After saving Bird Island from the neighbouring Piggy Island, Red (Jason Sudeikis) becomes a local celebrity. The Angry Birds and Bad Piggies continue to wage war until the leader of the latter, King Mudbeard, aka Leonard (Bill Hader), offers a truce. Piggy and Bird Islands then become the target of a mysterious, arctic island ruled by Zeta (Leslie Jones). The Birds and Pigs must work together and form a team in order to save their worlds from destruction.

As far as video game adaptations for film go, the success of the first ‘Angry Birds Movie’ is nothing to sniff at. It made $352.3 million in the box office against its $73 million budget, making it much more profitable than ‘Warcraft’ or ‘Assassin’s Creed’. Numbers aside, as far as sequels go, ‘The Angry Birds Movie 2’ is about what you’d expect in terms of expanding out the world and introducing new faces while retaining old favourites.

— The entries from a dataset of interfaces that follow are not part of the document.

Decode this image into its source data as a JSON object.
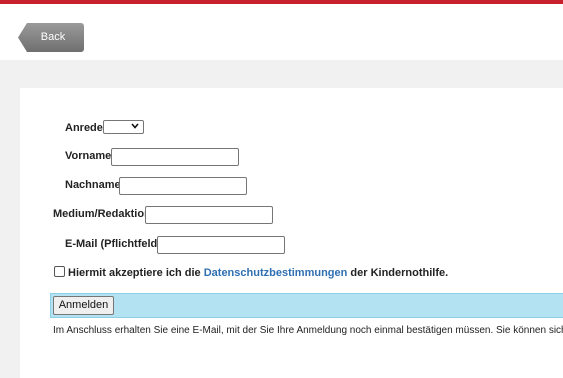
{
  "header": {
    "back_label": "Back"
  },
  "form": {
    "anrede_label": "Anrede",
    "anrede_value": "",
    "vorname_label": "Vorname",
    "vorname_value": "",
    "nachname_label": "Nachname",
    "nachname_value": "",
    "medium_label": "Medium/Redaktion",
    "medium_value": "",
    "email_label": "E-Mail (Pflichtfeld)",
    "email_value": "",
    "consent_checked": false,
    "consent_prefix": "Hiermit akzeptiere ich die ",
    "consent_link": "Datenschutzbestimmungen",
    "consent_suffix": " der Kindernothilfe.",
    "submit_label": "Anmelden",
    "note": "Im Anschluss erhalten Sie eine E-Mail, mit der Sie Ihre Anmeldung noch einmal bestätigen müssen. Sie können sich"
  },
  "colors": {
    "accent": "#c6212d",
    "link": "#2f6fb2",
    "submit_bar": "#b3e2f2"
  }
}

Where the follow-up really gets it right though is in its charming characters and infectious sense of humour.

While often silly and childish, ‘The Angry Birds Movie 2’ throws in a surprising number of more adult themed jokes. One scene involves an awkward run-in at a urinal. Elsewhere there’s a class 90s flashback. There are references that just the grown-ups will get, such as the use of the ‘Who Wants to Be a Millionaire’ theme. Actually, the soundtrack deserves praise in general as such tunes as ‘Eye of the Tiger’, ‘Turn Down for What’, ‘Hello’, and ‘Final Countdown’ are expertly used.

Lead character Red continues to be a likeable grump while his BFFs Chuck (voiced by Josh Gad) and Bomb (Danny McBride) are more charming than irritating, which is also surprising. New character Silver (Rachel Bloom – ‘Crazy Ex-Girlfriend’) proves a sweet addition and good influence on Red as she encourages him to ease off his domineering persona and fears of being alone. Peter Dinklage’s Mighty Eagle also returns while other cast additions include Nicki Minaj, Awkwafina and Sterling K. Brown.

A very fun side storyline involving three chicks going off to retrieve three eggs is done in a style that recalls the Scrat plotlines of the ‘Ice Age’ movies. As previously mentioned, the humour can be a bit juvenile, including the use of toilet humour and an eye roll-inducing breakdance battle. But the characters are such good fun with gags being thrown left, right and centre that the animated feature ends up being quite a romp. Adults and kids will both enjoy it immensely because that solid characterisation, humour and sense of fun consistently shine through.